A literary debate was launched which mirrored the political. Lamartine’s Marseillaise de la paix was meant to soothe German anger. The unknown Nikolaus Becker answered with this pugnacious lyric which won him wild approbation on all sides in Germany, and pensions from the kings of both Prussia and Bavaria. Alfred de Musset then countered with his cutting ‘Nous l’avons eu, votre Rhin allemand’ (Poésies nouvelles, 1841) a poem which Albéric Magnard was to set to music in 1891. (Magnard was to perish at the hands of German soldiers in 1914 as he defended his home from the enemy.)

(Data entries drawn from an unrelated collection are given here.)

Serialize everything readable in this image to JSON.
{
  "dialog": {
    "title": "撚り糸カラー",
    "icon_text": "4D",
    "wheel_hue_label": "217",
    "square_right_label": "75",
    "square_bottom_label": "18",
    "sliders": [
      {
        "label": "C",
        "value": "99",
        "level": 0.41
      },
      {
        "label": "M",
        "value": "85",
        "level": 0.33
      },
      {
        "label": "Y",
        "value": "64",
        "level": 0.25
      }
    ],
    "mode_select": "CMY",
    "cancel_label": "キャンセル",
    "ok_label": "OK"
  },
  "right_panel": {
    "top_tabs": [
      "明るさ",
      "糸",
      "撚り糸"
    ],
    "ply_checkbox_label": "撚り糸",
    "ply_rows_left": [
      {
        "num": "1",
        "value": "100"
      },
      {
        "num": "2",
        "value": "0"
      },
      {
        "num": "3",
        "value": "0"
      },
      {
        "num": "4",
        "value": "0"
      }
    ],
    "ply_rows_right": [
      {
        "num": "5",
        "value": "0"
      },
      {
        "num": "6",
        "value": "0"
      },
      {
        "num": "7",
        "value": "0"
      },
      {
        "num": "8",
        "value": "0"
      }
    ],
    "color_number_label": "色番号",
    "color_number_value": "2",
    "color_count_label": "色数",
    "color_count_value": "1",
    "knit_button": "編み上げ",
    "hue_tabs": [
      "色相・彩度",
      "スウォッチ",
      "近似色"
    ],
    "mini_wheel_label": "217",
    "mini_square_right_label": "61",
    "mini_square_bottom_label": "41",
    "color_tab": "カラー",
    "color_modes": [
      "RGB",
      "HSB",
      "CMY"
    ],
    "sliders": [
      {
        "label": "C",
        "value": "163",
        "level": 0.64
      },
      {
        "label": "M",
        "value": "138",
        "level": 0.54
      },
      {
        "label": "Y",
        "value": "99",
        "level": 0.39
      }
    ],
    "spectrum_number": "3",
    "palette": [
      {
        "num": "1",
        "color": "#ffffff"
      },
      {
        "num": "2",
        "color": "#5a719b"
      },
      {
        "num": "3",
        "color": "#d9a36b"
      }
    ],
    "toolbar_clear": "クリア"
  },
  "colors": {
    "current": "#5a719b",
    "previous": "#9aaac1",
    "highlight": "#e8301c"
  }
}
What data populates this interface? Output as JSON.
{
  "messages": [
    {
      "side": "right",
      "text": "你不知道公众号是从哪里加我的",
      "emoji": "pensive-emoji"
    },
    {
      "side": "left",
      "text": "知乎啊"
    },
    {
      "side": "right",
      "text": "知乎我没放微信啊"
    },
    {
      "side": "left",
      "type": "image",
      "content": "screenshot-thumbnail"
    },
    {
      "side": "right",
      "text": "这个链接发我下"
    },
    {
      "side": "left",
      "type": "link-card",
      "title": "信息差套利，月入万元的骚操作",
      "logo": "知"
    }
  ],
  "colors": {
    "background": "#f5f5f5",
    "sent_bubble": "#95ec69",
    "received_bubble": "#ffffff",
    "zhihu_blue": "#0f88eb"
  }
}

Becker’s words touched and torched the new German nationalism. It was a cause which seemed to have united both Left and Right in Germany, to the horror of French liberals who had supposed that their German confrères would be above such petty hate-mongering. Schumann was a liberal who liked to think of himself as a radical. But even he was caught up in the wave of patriotism, and here the composer defends ‘Vater Rhein’ with the rest of them. This quarrel with France had little to do with the issues of liberty and justice within Germanspeaking lands which were to lead to the revolutions of 1848 – indeed, such jingoism was a distraction from such issues. War was temporarily side-stepped by Louis Philippe who dismissed his militant Prime Minister. But the flare-up of feeling was ominous for the future. Within thirty years the German Reich would shatter the gates of Paris. In 1871 the map of the region was re-drawn, and again in 1918, 1940 and 1945. The Rhine remains symbolic of Germany – perhaps thanks to Wagner – but one notices little attempt these days on the part of the French to claim this river as theirs. In any case Strasbourg remains a French city, even if full of German street-names, and the ‘Opéra du Rhin’ seldom has Wagner on its affiches.
The composer was far away from the Rhine when he wrote this song; he moved to Düsseldorf in 1851. His song in praise of the river had a tragic follow-up: determined to commit suicide Schumann threw himself into the Rhine on 27 February 1854. He was rescued by friendly fishermen who returned him home. All the details of this sad story are recounted in the diary of a man with whom the composer was friendly at the time, the leader of the Düsseldorf Orchestra whose name was also Becker – first name Ruppert, not Nikolaus.
from notes by Graham Johnson © 2003